They were headed for the hills. An ancient temple with tall pillars but no roofs. She knew what they wanted. They wanted to teach her dance. Not just the dance to the rising sun that was from the village. Not the one that she still danced every morning, sneaking off, observed, just as she did in the village. But the dance of the universe. With its precise rhythms and shapes. She was happy.
The years rode by hard and fast. She met her teacher in the open temple in the hills. She never found out how old she was, never dared to ask. A title was not expected – all called the old lady ‘Zaemun’. She did not know what that meant. The riders left soon and she stayed on with Zaemun. Learning the dances of the past, and building the future with her dance.
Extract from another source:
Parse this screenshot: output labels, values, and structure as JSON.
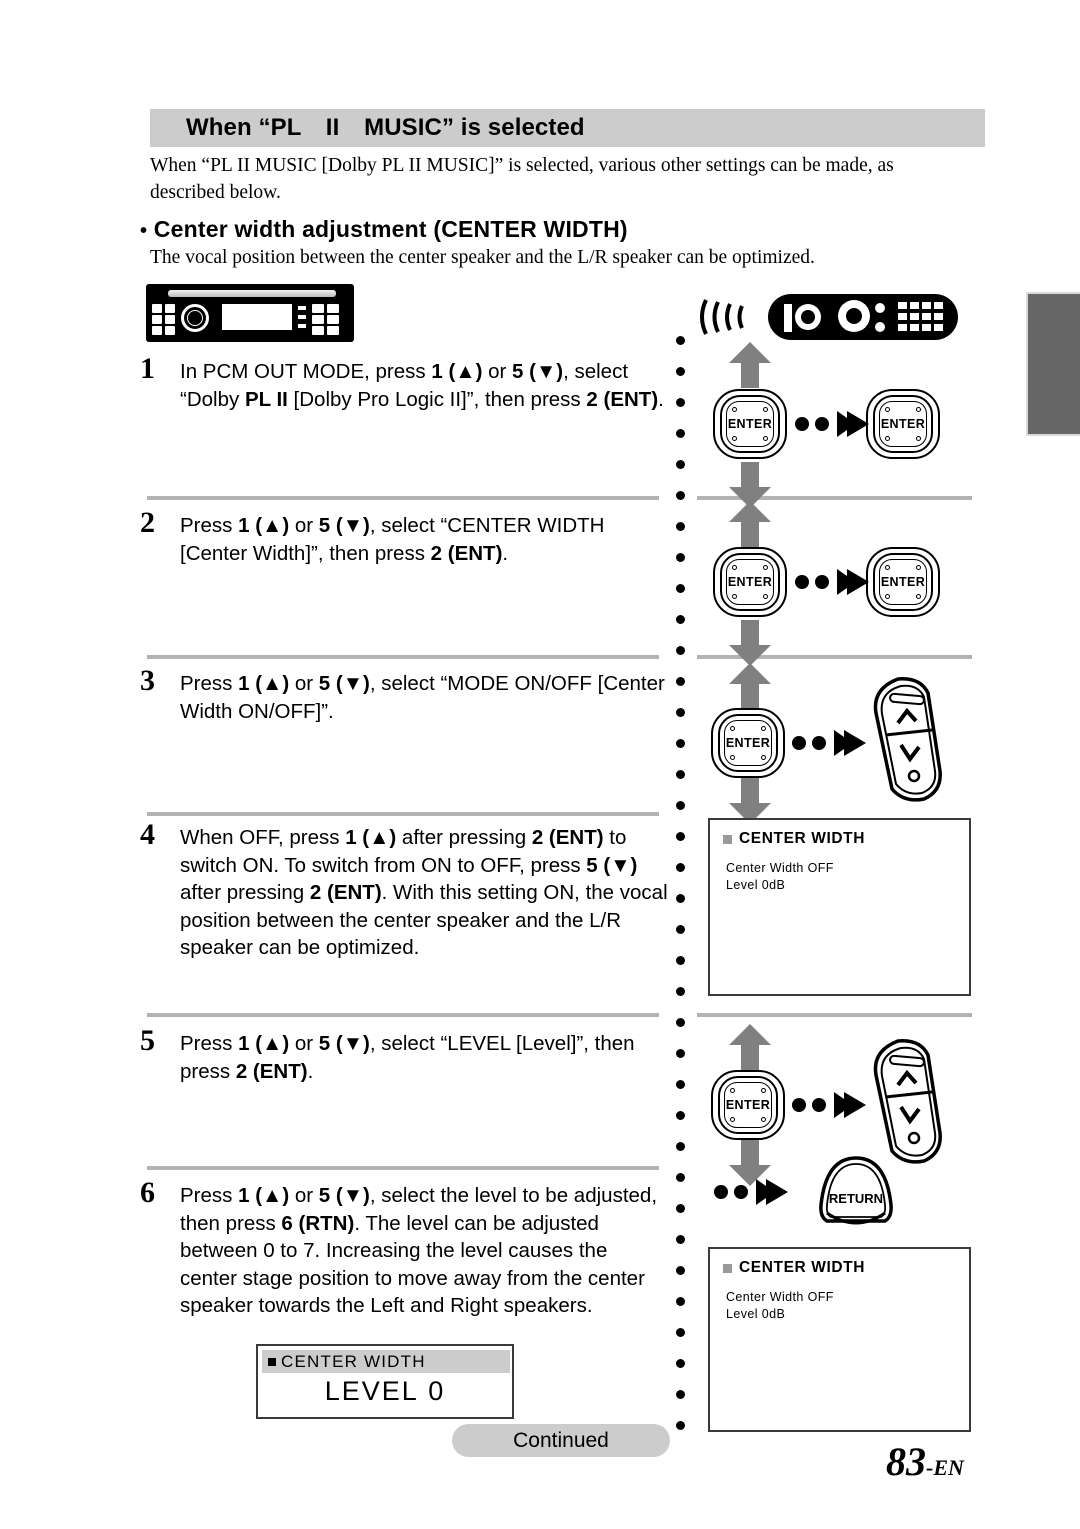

Zaemun taught her all even though it took years. She learnt till the dance became her and then some more. She could with her twirl call the clouds to her command, and with a flounce send them off. She could, she knew, bring wars to a kingdom, or with another twist of her capable hands change the fate of the powerful. Her dance was a weapon, she danced in the lap of the Gods.
Then they sent her away. To dance in little villages. She danced with a will, waiting for the call. Knowing she brought happiness to simple lives, knowing that she had roles to play in complex ones. She danced her complex moves to mesmerize them. As she twisted her fingers into unfathomable shapes, heaven met earth. Prosperity followed the rhythms of time, and peace followed the rhythms of nature.
She knew it was time. The rising sun told her so. She danced to it again, building protection for the villages that she would leave today.
The riders from the palace were on their way, for the King had heard of the amazing dancer. The festivals were here and the feasts were being prepared. Dancers he had many, another would only add to the grandeur of his court. He was tired of the intrigues and threats and looked forward to the festival. A few days devoted to pleasure, as the harvests ripened in the fields. And unknown to him, conspiracies ripened in the corridors.
She could smell the blood that would be let as she descended from the curtained chariot they had sent for her. As she walked through the cool corridors that led to her apartments the whispers floated past her like black smoke. The contest was not even. The play was not fair. The reasons were all wrong. And she had been bidden.
Even though the King did not know it, he was hers to protect. He had called on her and that was enough, she knew. He could not be expected to understand the rhythms that lie beneath but she had been taught well. She knew what she had to do, with a little twist of her hands. She was the MudraSeni.
Note: Mudras are precise positions of the hands that are supposed to cure diseases and bring other positive or negative changes in the system. Mudras are known as the yoga of the hands and work with key points in the body, recognized in other systems such as acupressure etc. Mudras an element of Tantric practices too.
There are many more chapters to her story. More keep getting added. One of them is online here: https://aanteladda.wordpress.com/2012/09/27/mudraseni-2/